The Exhibition Formerly Known as Passengers: 2.5 Colter Jacobsen

January 06, 2009 to January 31, 2009

San Francisco-based artist, Colter Jacobsen uses an idiosyncratic collection of found source material to create drawings and assemblage. Exploring the concept of memory his highly detailed work focuses on notions of disappearance, remembering and forgetting. In his practice, the artist draws from a wide range of unusual objects bought in thrift stores, lost personal items found in the urban environment, or recycle packaging with unusual details. Swabbies (2007), an example of the artist's ongoing series of memory drawings, is a rendering from a found photograph that the artist drew first by looking at the original and then a second time from memory. Displayed side by side, the drawings are technically meticulous. Using personal photographs from an unknown source creates a displaced quality and a feeling of restlessness related to peeking into someone else's life. For Passengers, Jacobsen responds to the concept of the exhibition with a new untitled work based on a postcard that was given to the artist a long time ago depicting a man watching a river go by. One drawing will be created by the artist each month and added to the exhibition in a constant accumulation that correlates to the structure of the exhibition itself while creating a composition in which the river on the different drawings will appear continuous.

MAN CONTEMPLATING A RIVER
Jens Hoffmann

Romanticism emerged as an artistic and intellectual movement in the late 18th century mainly in Western Europe as a response to a rising pragmatic and overly logical worldview introduced by the Enlightenment. Specifically the rationalization of nature through the advancement of natural science was a major point of disagreement, with Romanticism stressing emotions as the main source for an aesthetic experience of the world rather than scientific facts. A human's relationship to nature was the focus of Romanticism's artistic and intellectual exploration, which often examined issues such as loneliness, escape, human emotions such as melancholy and love, intuition, freedom of the individual, and the constant flux in nature.
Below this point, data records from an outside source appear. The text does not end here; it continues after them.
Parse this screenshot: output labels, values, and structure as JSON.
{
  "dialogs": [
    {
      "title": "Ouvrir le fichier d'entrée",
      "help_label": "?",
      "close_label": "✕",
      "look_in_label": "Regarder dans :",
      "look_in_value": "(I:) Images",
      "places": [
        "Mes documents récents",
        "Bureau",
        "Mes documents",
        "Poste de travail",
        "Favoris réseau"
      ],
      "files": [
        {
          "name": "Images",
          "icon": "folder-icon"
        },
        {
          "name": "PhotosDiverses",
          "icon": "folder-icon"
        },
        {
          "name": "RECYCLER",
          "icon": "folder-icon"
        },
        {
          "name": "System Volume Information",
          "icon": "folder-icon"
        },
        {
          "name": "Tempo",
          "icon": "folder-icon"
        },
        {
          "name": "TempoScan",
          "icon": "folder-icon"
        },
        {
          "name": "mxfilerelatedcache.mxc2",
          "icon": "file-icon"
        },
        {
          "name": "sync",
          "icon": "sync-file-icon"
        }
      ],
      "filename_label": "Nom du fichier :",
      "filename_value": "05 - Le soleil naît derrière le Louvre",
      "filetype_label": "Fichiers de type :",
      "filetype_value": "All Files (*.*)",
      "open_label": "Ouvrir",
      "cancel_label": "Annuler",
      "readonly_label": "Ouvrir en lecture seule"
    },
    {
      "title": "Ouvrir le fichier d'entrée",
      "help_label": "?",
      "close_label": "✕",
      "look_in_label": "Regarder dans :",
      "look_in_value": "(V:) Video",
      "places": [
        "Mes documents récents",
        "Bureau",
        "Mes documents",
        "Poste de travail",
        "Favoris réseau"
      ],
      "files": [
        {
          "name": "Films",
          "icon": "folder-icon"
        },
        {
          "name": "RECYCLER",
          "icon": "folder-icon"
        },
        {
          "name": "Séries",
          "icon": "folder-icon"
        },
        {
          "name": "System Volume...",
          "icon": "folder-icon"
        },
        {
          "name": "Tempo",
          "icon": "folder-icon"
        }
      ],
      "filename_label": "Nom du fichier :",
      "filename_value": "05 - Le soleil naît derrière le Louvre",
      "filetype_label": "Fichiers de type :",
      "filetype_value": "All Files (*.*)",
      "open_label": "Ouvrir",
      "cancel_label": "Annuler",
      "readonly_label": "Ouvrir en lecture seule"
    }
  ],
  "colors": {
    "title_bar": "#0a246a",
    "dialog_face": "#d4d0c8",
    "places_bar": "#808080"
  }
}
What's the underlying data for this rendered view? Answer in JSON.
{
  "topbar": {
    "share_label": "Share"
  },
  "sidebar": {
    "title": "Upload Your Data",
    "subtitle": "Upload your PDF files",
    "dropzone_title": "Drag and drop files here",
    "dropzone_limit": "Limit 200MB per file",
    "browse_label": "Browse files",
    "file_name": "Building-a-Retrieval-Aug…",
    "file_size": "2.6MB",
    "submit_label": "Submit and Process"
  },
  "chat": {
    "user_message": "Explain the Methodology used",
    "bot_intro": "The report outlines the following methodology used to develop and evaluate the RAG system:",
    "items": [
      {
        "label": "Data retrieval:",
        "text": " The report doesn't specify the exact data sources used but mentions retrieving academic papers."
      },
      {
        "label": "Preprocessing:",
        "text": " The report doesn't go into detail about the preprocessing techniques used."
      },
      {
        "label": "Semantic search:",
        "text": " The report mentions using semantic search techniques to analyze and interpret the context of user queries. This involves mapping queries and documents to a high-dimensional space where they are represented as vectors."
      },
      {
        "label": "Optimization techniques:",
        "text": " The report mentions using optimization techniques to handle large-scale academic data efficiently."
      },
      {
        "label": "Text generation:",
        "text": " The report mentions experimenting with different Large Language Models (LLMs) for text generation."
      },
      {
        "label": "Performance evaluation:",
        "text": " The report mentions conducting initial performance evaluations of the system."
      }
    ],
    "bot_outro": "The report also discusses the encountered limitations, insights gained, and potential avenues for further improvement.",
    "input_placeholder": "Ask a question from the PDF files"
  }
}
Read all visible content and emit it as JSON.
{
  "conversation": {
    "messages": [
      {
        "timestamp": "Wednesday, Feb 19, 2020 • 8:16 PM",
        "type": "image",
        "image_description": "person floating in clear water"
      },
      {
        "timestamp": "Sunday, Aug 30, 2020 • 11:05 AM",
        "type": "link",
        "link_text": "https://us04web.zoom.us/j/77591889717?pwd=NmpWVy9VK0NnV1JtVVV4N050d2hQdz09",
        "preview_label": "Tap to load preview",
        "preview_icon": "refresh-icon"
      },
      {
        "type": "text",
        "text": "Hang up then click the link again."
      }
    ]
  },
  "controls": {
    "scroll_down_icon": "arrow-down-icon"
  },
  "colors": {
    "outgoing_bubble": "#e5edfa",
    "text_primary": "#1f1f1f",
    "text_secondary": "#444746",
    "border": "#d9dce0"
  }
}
One of the main protagonists of Romanticism was the German landscape painter Casper David Friedrich who concentrated on a human's emotional encounter with nature. Most of his works are marked by wide and open landscapes often populated by a few small human figures gazing towards the horizon. His two best-known paintings, Wanderer Above the Mist and Chalk Cliffs on RĂ¼gen, both made in 1818, are prime examples of Romanticism's idea of the insignificance of the individual within the wonders of the natural world.

The work of San Francisco-based artist Colter Jacobsen continues a path laid out by Romanticism. Subjects such as the power of nature, solitude, and the ephemerality of life play a strong part in his practice, which is also marked, similarly to Romanticism, by an interest in folk art, the dichotomy of nature and the artifice of human civilization as well as an exploration of the spiritual self through the contemplation of nature.

For the last twelve months Jacobsen has made the same drawing over and over again, or so it seems. For his untitled contribution to the Passengers exhibition, Jacobsen selected from his archive a post card that had been given to him long ago. He memorized this image to create twelve drawings, one for every month of his participation in the exhibition, made each time just days before it was included in the show entirely from the artist's recollection. The drawings each depict the bank of a river near the bend of a stream in the middle of a forest. A man sits on a large boulder glancing over the water.

Apart from the visual information contained within the image itself no other clues are given as to what we are actually looking at and what this work may be about. At first glance, the image seems mysterious; it does not depict a typical postcard motif yet it clearly relates to romantic landscapes and dreamy natural scenes. We cannot see the person's face and it is impossible to tell whether he is terrified or enchanted by the natural beauty in front of him. Once aware of the process behind these pictures, however, the different drawings make us look more carefully at the work so that we can begin to notice the differences between them. It is hard to tell if the artist missed certain details just by simply not remembering them or if he forgot them on purpose, bored with having to draw the same image over and over again.

All twelve drawings are presented in a row in the exhibition, each a mirrored copy of the preceding one. The river in the images now turns into a long, winding stream. Many of the drawings have personal notes of the artist on the back, which are invisible to visitors. For instance, notes on the last drawing in the series read "Death is like birth backwards", a sentence that points to Jacobsen's interest in the river as a metaphor for life, always the same but constantly moving and changing. Somewhat appropriately the man on the boulder begins to slowly disappear, he has vanished on the last drawing while the stream continues to flow.

Jacobsen's delicate and poetic work presents itself without much noise. It is subtle and humble, opening up thoughts regarding the ephemeral nature of being and the possible insignificance of our life.